Extract every line from the records below that contains the word "Workflow".
Start of Block
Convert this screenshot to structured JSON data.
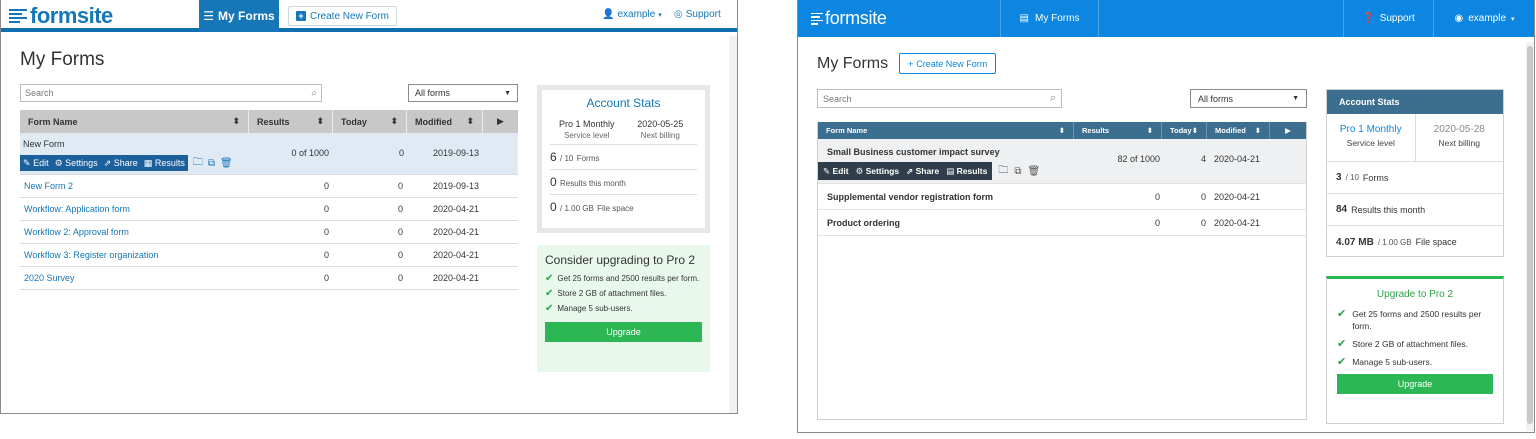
{
  "old_ui": {
    "brand": "formsite",
    "nav_active": "My Forms",
    "create_btn": "Create New Form",
    "user": "example",
    "support": "Support",
    "page_title": "My Forms",
    "search_placeholder": "Search",
    "filter_value": "All forms",
    "columns": [
      "Form Name",
      "Results",
      "Today",
      "Modified"
    ],
    "actions": [
      "Edit",
      "Settings",
      "Share",
      "Results"
    ],
    "rows": [
      {
        "name": "New Form",
        "results": "0 of 1000",
        "today": "0",
        "modified": "2019-09-13"
      },
      {
        "name": "New Form 2",
        "results": "0",
        "today": "0",
        "modified": "2019-09-13"
      },
      {
        "name": "Workflow: Application form",
        "results": "0",
        "today": "0",
        "modified": "2020-04-21"
      },
      {
        "name": "Workflow 2: Approval form",
        "results": "0",
        "today": "0",
        "modified": "2020-04-21"
      },
      {
        "name": "Workflow 3: Register organization",
        "results": "0",
        "today": "0",
        "modified": "2020-04-21"
      },
      {
        "name": "2020 Survey",
        "results": "0",
        "today": "0",
        "modified": "2020-04-21"
      }
    ],
    "stats": {
      "title": "Account Stats",
      "level": "Pro 1 Monthly",
      "level_caption": "Service level",
      "billing": "2020-05-25",
      "billing_caption": "Next billing",
      "forms_used": "6",
      "forms_total": "/ 10",
      "forms_caption": "Forms",
      "results_used": "0",
      "results_caption": "Results this month",
      "space_used": "0",
      "space_total": "/ 1.00 GB",
      "space_caption": "File space"
    },
    "upgrade": {
      "title": "Consider upgrading to Pro 2",
      "items": [
        "Get 25 forms and 2500 results per form.",
        "Store 2 GB of attachment files.",
        "Manage 5 sub-users."
      ],
      "button": "Upgrade"
    }
  },
  "new_ui": {
    "brand": "formsite",
    "nav_active": "My Forms",
    "support": "Support",
    "user": "example",
    "page_title": "My Forms",
    "create_btn": "Create New Form",
    "search_placeholder": "Search",
    "filter_value": "All forms",
    "columns": [
      "Form Name",
      "Results",
      "Today",
      "Modified"
    ],
    "actions": [
      "Edit",
      "Settings",
      "Share",
      "Results"
    ],
    "rows": [
      {
        "name": "Small Business customer impact survey",
        "results": "82 of 1000",
        "today": "4",
        "modified": "2020-04-21"
      },
      {
        "name": "Supplemental vendor registration form",
        "results": "0",
        "today": "0",
        "modified": "2020-04-21"
      },
      {
        "name": "Product ordering",
        "results": "0",
        "today": "0",
        "modified": "2020-04-21"
      }
    ],
    "stats": {
      "title": "Account Stats",
      "level": "Pro 1 Monthly",
      "level_caption": "Service level",
      "billing": "2020-05-28",
      "billing_caption": "Next billing",
      "forms_used": "3",
      "forms_total": "/ 10",
      "forms_caption": "Forms",
      "results_used": "84",
      "results_caption": "Results this month",
      "space_used": "4.07 MB",
      "space_total": "/ 1.00 GB",
      "space_caption": "File space"
    },
    "upgrade": {
      "title": "Upgrade to Pro 2",
      "items": [
        "Get 25 forms and 2500 results per form.",
        "Store 2 GB of attachment files.",
        "Manage 5 sub-users."
      ],
      "button": "Upgrade"
    }
  },
  "colors": {
    "old_accent": "#1577b8",
    "new_accent": "#0c86e0",
    "upgrade_green": "#2db654"
  }
}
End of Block
■ **Reply**
        "name": "Workflow: Application form",
        "name": "Workflow 2: Approval form",
        "name": "Workflow 3: Register organization",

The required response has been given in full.